A powerful bomb ripped through a passenger bus Wednesday morning in a central Russian city, killing eight people and injuring more than 60, officials said.

Investigators were trying to determine whether the explosive device had been carried by a passenger or planted somewhere inside or beneath the bus in the Volga River city of Togliatti. Yuri Rozhin, the head of a local branch of Russia's Federal Security Service, the main KGB successor agency, said in a televised statement that the bomb could have been detonated by a homicide attacker.

With nearly a month remaining before parliamentary elections, the blast raised fears of violence similar to that which has occurred before past elections.

"Due to (the blast's) character, its consequences, the main version being considered is a terrorist attack," Rozhin said.

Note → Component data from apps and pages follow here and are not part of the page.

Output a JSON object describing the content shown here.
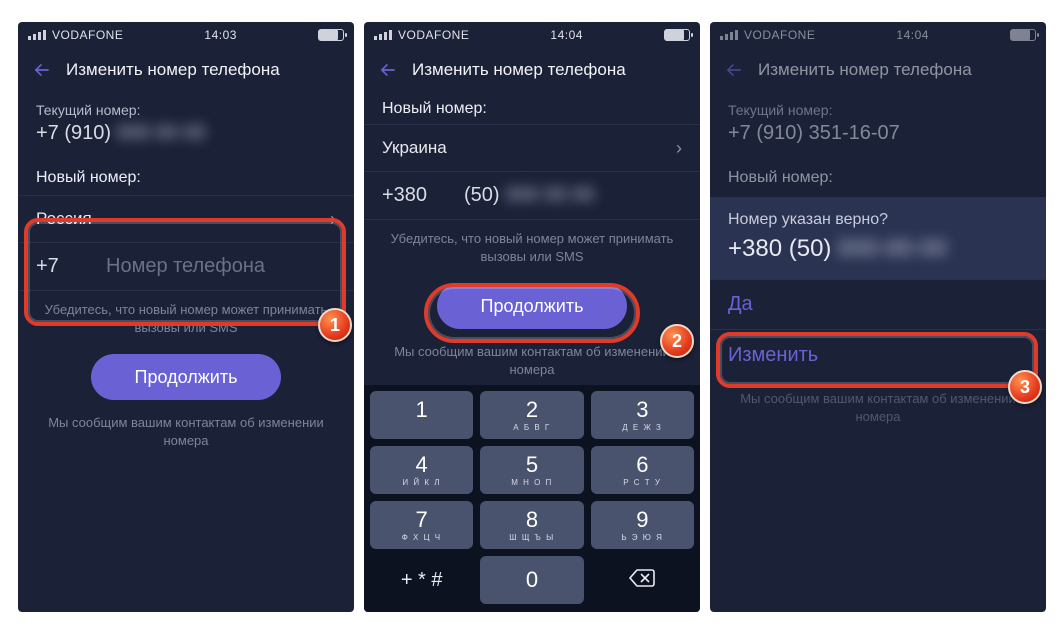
{
  "status": {
    "carrier": "VODAFONE",
    "time1": "14:03",
    "time2": "14:04",
    "time3": "14:04"
  },
  "nav": {
    "title": "Изменить номер телефона"
  },
  "current_label": "Текущий номер:",
  "current_number_prefix": "+7 (910)",
  "current_number_full": "+7 (910) 351-16-07",
  "new_label": "Новый номер:",
  "s1": {
    "country": "Россия",
    "prefix": "+7",
    "placeholder": "Номер телефона"
  },
  "s2": {
    "country": "Украина",
    "prefix": "+380",
    "area": "(50)"
  },
  "hint": "Убедитесь, что новый номер может принимать вызовы или SMS",
  "continue": "Продолжить",
  "notice": "Мы сообщим вашим контактам об изменении номера",
  "s3": {
    "question": "Номер указан верно?",
    "number_prefix": "+380 (50)",
    "yes": "Да",
    "edit": "Изменить"
  },
  "keypad": [
    {
      "d": "1",
      "l": ""
    },
    {
      "d": "2",
      "l": "А Б В Г"
    },
    {
      "d": "3",
      "l": "Д Е Ж З"
    },
    {
      "d": "4",
      "l": "И Й К Л"
    },
    {
      "d": "5",
      "l": "М Н О П"
    },
    {
      "d": "6",
      "l": "Р С Т У"
    },
    {
      "d": "7",
      "l": "Ф Х Ц Ч"
    },
    {
      "d": "8",
      "l": "Ш Щ Ъ Ы"
    },
    {
      "d": "9",
      "l": "Ь Э Ю Я"
    }
  ],
  "badges": {
    "b1": "1",
    "b2": "2",
    "b3": "3"
  }
}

But officials said that other versions were also being considered.

"A terror attack is a likely theory, but not the main one," Alexander Konovalov, Putin's envoy to the Volga River region, said, according to the Interfax news agency. He said that the investigators were also looking at careless handling of explosives or a turf battle between criminal clans as possible explanations.

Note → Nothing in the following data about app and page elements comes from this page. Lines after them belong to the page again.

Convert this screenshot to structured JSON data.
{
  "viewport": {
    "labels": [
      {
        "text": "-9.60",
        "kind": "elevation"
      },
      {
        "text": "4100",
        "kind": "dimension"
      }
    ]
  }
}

Togliatti is headquarters to Russia's largest carmaker, AvtoVAZ, and has a reputation for gang violence as varying groups have competed for control over the lucrative state-owned factory. A factory spokesman could not say whether there were factory workers among the victims.

Images on Russian television showed a long green bus, its windows blown out and its roof partially detached from the force of the explosion. Paramedics attended to people with bloody faces and legs.

Valery Matkovsky, a local emergency official, said that eight people had died and 53 suffered burns and shrapnel wounds. Russian media said that a child was among the dead.

Konovalov, Putin's envoy, said later that 63 people were injured.

The explosion, which shattered windows on nearby residential buildings, occurred near a bus stop in the city center as people were going to work. A group of college students had left the bus at the stop just seconds before the blast, and about 20 students were among the injured, NTV reported.

Vadim Blagodarny, a 20-year-old photographer, said people walked around stunned and in shock in the minutes after the blast, as investigators picked through the carnage.

"If it had gone off just a minute earlier, it would have been much, much worse," he said.

Security at the scene was heavy, and some photographers were either detained or had their equipment confiscated.

Some Russian politicians immediately speculated that the blast was an attempt to sow social unrest. Earlier this year, the head of the country's main security agency warned of the potential for pre-election violence, and said police agencies would bolster security and surveillance nationwide before the Dec. 2 vote.

In 1999, just three months before national elections, there were explosions in several residential buildings in Moscow and other Russian towns, killing hundreds. Opposition activists and Kremlin critics said the government used the blasts to justify sending federal troops back into violence-wracked Chechnya, launching the second war in a decade in the region.